*** Begin section ***
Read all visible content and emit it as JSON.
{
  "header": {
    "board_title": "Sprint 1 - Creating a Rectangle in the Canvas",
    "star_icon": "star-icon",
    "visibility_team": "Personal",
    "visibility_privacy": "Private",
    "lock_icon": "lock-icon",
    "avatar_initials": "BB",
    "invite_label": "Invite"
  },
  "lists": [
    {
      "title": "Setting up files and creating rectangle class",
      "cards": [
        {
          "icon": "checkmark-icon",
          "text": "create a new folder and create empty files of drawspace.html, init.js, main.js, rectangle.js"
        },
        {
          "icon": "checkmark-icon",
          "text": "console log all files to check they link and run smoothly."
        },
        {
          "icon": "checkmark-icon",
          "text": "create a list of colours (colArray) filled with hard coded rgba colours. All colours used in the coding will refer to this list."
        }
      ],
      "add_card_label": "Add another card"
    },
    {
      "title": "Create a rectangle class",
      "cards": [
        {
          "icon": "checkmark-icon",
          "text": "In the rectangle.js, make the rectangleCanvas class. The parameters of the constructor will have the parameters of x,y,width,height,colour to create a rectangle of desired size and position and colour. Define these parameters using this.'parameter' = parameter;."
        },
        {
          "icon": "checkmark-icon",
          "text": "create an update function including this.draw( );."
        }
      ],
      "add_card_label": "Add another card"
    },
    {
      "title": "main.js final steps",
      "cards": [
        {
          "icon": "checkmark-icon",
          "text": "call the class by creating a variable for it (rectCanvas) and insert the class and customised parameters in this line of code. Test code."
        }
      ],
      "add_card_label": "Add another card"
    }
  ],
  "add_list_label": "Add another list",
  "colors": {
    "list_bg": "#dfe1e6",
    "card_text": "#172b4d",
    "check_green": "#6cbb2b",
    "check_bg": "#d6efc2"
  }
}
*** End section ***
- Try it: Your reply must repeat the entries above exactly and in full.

- Final answer:
Read all visible content and emit it as JSON.
{
  "header": {
    "board_title": "Sprint 1 - Creating a Rectangle in the Canvas",
    "star_icon": "star-icon",
    "visibility_team": "Personal",
    "visibility_privacy": "Private",
    "lock_icon": "lock-icon",
    "avatar_initials": "BB",
    "invite_label": "Invite"
  },
  "lists": [
    {
      "title": "Setting up files and creating rectangle class",
      "cards": [
        {
          "icon": "checkmark-icon",
          "text": "create a new folder and create empty files of drawspace.html, init.js, main.js, rectangle.js"
        },
        {
          "icon": "checkmark-icon",
          "text": "console log all files to check they link and run smoothly."
        },
        {
          "icon": "checkmark-icon",
          "text": "create a list of colours (colArray) filled with hard coded rgba colours. All colours used in the coding will refer to this list."
        }
      ],
      "add_card_label": "Add another card"
    },
    {
      "title": "Create a rectangle class",
      "cards": [
        {
          "icon": "checkmark-icon",
          "text": "In the rectangle.js, make the rectangleCanvas class. The parameters of the constructor will have the parameters of x,y,width,height,colour to create a rectangle of desired size and position and colour. Define these parameters using this.'parameter' = parameter;."
        },
        {
          "icon": "checkmark-icon",
          "text": "create an update function including this.draw( );."
        }
      ],
      "add_card_label": "Add another card"
    },
    {
      "title": "main.js final steps",
      "cards": [
        {
          "icon": "checkmark-icon",
          "text": "call the class by creating a variable for it (rectCanvas) and insert the class and customised parameters in this line of code. Test code."
        }
      ],
      "add_card_label": "Add another card"
    }
  ],
  "add_list_label": "Add another list",
  "colors": {
    "list_bg": "#dfe1e6",
    "card_text": "#172b4d",
    "check_green": "#6cbb2b",
    "check_bg": "#d6efc2"
  }
}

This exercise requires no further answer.